After a late lunch in one of the restaurants, we just walked around the seaside town. We met a Pinay shopkeeper who professed to disliking her old boss, but she was chatty and nice to us, so we ended up buying a few nice trinkets as souvenirs.

Before leaving Sitges, Pedi suggested a drink in one of the bars. We ordered a bottle of wine and spent about an hour or two just lazily watching the world go by.

Another beautiful door

Time to say goodbye to Sitges

It was dark by the time we got back to the city. We decided on a traditional tapas meal for my last night in Barcelona and Lorena suggested a place near her flat. The croquetas, meatballs, and potato-fries-and-egg dishes were just what I was looking for.

We ended the night with a few rounds in the same bar from the previous evening and then on to a nightclub that Pedi insisted we check out. I "checked out" around 2 a.m. and crawled back to our place and into bed, but Pedi went back out. I wasn't sure, but I think he didn't come back until it was almost sunrise.

Authentic Catalan tapas

Next: Back to Deutschland

Sunday, December 10, 2017

Euro Trip 2017: Day 9 - A Day in Barcelona

Fast food isn't always a smart choice for a meal when traveling, but I had KFC on my first night in Barcelona. I walked around by myself around the La Rambla neighborhood trying to find a decent place to eat authentic Spanish or Catalan cuisine, but maybe I was too intimidated or I just didn't find any that I liked, which is why I ended up at Col. Sanders' place. That's also where I met up with Pedi, who is my near-constant European travel buddy.

My first impressions of Barcelona were of its touristy areas, so naturally, I thought the city was loud, lively and filled with laughter and excited chattering. We walked around La Rambla and ended up at a bar where we had a couple of their treasured Estrella beer.

There was, perhaps, some feeble attempt to string an itinerary together, but part of the thrill of traveling (and traveling with Pedi) is not having a definite plan and just see where our whims take us.

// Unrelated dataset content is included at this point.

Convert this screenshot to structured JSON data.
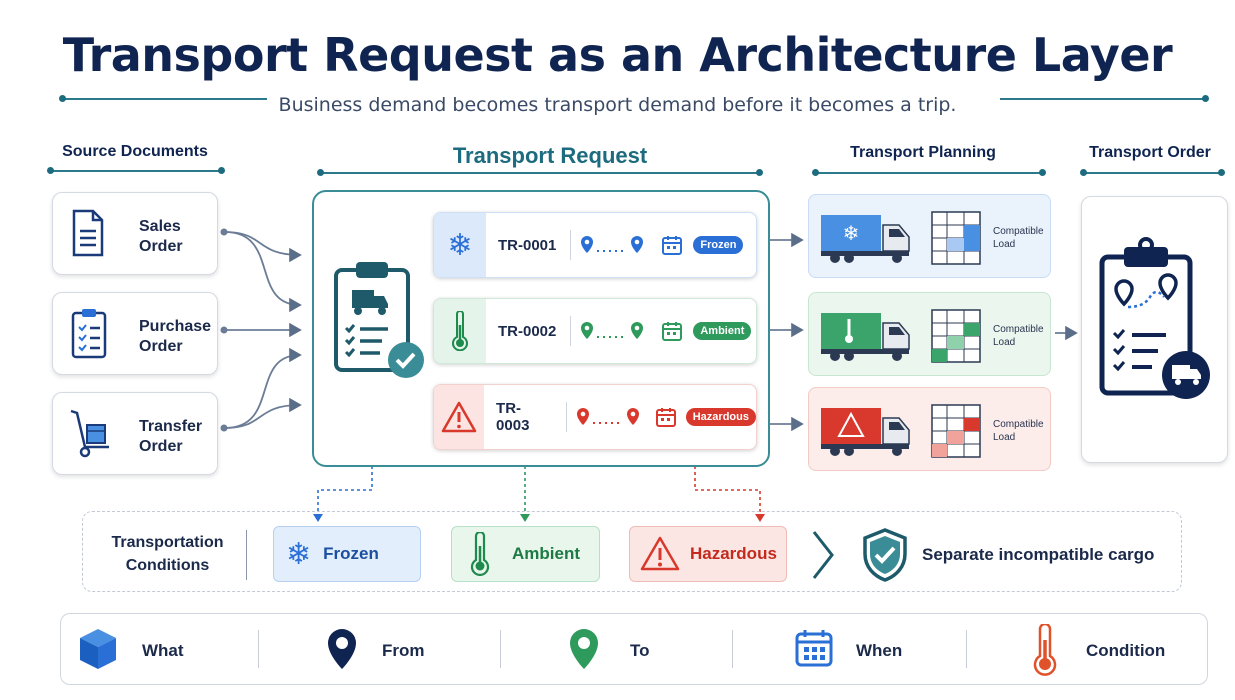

That first full day, we had lunch at a buffet spread for 10 euros. We stuffed ourselves with as much salad, pork ribs, gazpacho, paella and other stuff as our tummies could carry. From the comparatively more staid and straightforward cuisine in Deutschland, the food in Catalonia was decidedly more exciting.

Hanging out at the local La Boqueria

I feel ya

Barcelona Cathedral

Gaudi's Casa Batllo

We needed all that sustenance for the walk from La Rambla all the way to Barceloneta beach. The sun peeked behind gray clouds, but by the time we got to the water's edge, it was out in full force. Summer was pretty much over, and there was already a slight nip in the air, but that didn't stop locals--and likely more than a few tourists--from sunbathing and taking a dip in the Mediterranean.

But within a few minutes, the intense afternoon sun gave way to dark clouds and strong gusty winds and a light drizzle. I had to admit it was funny seeing the half-naked beachgoers try to quickly change back into clothes as the wind whipped their sarongs and their towels.

Hanging out at Barceloneta beach with Pedi

Goofing around

I forgot what this building is called

Surveying downtown Barcelona


Pedi and I decided to buy a few things in the supermarket for dinner--bread, sausages, cheese and cokes (we should really have gotten wine, but we were going out to drink after anyway). We finished everything off back at the flat and rested for a bit before heading back out for a nightcap.

Spanish people supposedly have dinner at 10 p.m. and go out until the early hours of the next day, so that's exactly what we did. When in Rome...(Or Barcelona, in this case)...